NEW YORK - PBS said Wednesday it has hired veteran journalist Michael Getler as an ombudsman to examine network content issues and stay in contact with viewers who are concerned about what is being aired.
Getler, a former executive editor of the International Herald Tribune and longtime journalist at The Washington Post, is finishing a stint as the Post's ombudsman.
PBS President Pat Mitchell said establishing the position has been in the works for more than a year. National Public Radio's success in having an outsider comment on content was an inspiration.
All aspects of PBS programming - news, documentaries and fiction - will fall under his purview, she said, and Getler will report to her.
Mitchell said she believed the public should have "someone to whom they could write and ask questions."
Jeff Chester, executive director of the Center for Digital Democracy, said he was troubled that PBS was adding an ombudsman in response to political pressure from the Corporation for Public Broadcasting. He said Getler must understand PBS' mandate to air material not normally seen on commercial television.
Mitchell denied any pressure was involved.
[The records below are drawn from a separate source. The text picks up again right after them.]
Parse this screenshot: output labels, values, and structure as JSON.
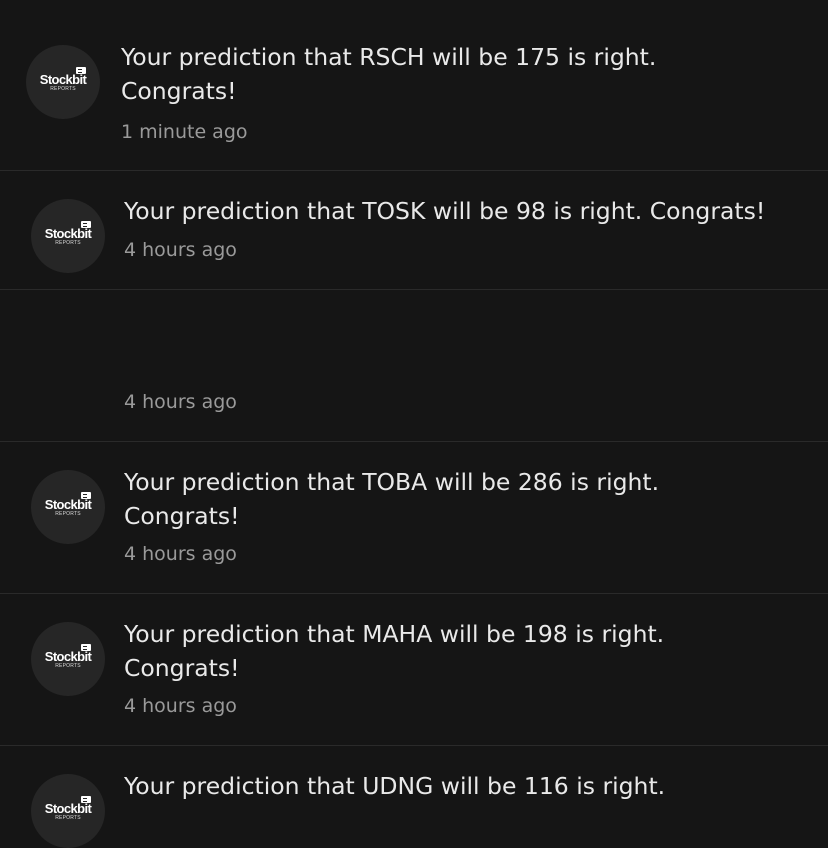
{
  "avatar": {
    "brand": "Stockbit",
    "sub": "REPORTS"
  },
  "notifications": [
    {
      "message": "Your prediction that RSCH will be 175 is right.\nCongrats!",
      "time": "1 minute ago"
    },
    {
      "message": "Your prediction that TOSK will be 98 is right. Congrats!",
      "time": "4 hours ago"
    },
    {
      "message": "",
      "time": "4 hours ago"
    },
    {
      "message": "Your prediction that TOBA will be 286 is right.\nCongrats!",
      "time": "4 hours ago"
    },
    {
      "message": "Your prediction that MAHA will be 198 is right.\nCongrats!",
      "time": "4 hours ago"
    },
    {
      "message": "Your prediction that UDNG will be 116 is right.",
      "time": ""
    }
  ],
  "colors": {
    "background": "#151515",
    "divider": "#2a2a2a",
    "avatar": "#262626",
    "message_text": "#e9e9e9",
    "time_text": "#9a9a9a"
  }
}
"There's nothing to it, but I understand why people will say it," Mitchell said. "It makes for a better story. The need for an ombudsman was identified separately from and before there was any criticism from the CPB."